| WHAT THE EXERCISE ASKS |
Return all lines in the data where the string "icon" can be found.
[Opening SUPPLIED RECORDS section]
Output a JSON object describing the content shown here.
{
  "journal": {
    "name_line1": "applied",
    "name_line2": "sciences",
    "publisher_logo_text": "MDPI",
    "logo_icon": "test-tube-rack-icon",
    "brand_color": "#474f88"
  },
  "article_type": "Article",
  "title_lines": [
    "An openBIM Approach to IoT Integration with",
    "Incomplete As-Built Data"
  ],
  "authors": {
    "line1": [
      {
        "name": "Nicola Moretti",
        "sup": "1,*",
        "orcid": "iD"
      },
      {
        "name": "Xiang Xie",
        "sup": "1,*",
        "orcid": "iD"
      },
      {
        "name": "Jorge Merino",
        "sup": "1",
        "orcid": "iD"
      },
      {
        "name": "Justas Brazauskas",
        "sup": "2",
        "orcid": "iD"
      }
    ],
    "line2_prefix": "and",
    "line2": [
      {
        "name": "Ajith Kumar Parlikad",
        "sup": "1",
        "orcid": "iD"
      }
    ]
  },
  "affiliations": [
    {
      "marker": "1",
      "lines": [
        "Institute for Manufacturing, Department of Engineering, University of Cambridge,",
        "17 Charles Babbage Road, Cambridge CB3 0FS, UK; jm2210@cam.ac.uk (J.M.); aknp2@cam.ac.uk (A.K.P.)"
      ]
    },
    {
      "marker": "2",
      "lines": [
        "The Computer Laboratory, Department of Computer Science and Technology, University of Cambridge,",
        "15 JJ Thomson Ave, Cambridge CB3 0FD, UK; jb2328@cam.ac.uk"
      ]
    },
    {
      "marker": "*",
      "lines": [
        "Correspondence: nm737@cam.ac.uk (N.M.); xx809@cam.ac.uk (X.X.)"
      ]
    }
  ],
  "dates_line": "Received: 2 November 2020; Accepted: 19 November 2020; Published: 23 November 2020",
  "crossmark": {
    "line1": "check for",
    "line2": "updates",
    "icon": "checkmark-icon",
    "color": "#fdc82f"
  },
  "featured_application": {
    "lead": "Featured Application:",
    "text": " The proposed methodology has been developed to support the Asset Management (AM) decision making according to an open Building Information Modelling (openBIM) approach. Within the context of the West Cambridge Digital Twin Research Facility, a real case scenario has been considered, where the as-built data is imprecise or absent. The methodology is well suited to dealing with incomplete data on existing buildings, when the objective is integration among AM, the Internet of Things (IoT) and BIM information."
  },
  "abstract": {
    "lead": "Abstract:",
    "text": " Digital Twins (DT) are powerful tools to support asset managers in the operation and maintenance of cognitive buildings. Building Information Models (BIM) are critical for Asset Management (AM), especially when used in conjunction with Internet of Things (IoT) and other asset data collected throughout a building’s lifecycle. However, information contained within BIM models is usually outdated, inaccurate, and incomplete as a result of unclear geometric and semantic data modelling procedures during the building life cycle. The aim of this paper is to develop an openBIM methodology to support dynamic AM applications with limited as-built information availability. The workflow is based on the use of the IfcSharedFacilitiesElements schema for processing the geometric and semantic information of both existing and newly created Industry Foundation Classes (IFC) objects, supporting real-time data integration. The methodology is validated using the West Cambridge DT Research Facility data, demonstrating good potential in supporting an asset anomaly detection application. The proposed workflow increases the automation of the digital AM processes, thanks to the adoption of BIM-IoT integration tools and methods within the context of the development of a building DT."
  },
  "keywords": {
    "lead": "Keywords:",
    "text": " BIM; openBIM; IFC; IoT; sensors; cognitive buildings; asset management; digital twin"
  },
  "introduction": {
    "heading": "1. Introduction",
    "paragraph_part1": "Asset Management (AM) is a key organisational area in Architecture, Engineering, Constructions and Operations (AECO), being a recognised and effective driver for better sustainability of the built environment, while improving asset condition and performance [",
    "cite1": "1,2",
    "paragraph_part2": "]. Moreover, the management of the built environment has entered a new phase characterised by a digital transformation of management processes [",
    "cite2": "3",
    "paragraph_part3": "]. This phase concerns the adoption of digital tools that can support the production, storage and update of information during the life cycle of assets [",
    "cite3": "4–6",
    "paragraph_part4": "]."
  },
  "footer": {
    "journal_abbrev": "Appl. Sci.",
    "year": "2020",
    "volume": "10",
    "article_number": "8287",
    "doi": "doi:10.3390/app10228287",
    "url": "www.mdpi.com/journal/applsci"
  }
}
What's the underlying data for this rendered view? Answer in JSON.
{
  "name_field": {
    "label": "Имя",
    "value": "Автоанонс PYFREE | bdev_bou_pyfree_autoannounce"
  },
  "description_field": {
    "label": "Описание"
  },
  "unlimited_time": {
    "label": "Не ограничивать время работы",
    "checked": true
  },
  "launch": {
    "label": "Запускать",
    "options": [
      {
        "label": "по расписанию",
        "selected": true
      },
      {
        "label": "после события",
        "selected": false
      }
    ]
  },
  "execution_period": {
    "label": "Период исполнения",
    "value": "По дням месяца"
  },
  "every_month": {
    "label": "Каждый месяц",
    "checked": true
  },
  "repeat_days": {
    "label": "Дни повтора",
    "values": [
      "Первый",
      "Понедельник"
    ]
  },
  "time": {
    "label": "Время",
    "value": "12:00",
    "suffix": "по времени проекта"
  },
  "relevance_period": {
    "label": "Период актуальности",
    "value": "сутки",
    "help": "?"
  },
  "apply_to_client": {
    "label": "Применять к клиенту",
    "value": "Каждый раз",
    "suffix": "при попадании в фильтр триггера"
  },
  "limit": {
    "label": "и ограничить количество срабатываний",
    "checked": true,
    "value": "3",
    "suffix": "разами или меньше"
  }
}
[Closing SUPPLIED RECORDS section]
| SOLUTION TO THE EXERCISE |
    "logo_icon": "test-tube-rack-icon",
    "icon": "checkmark-icon",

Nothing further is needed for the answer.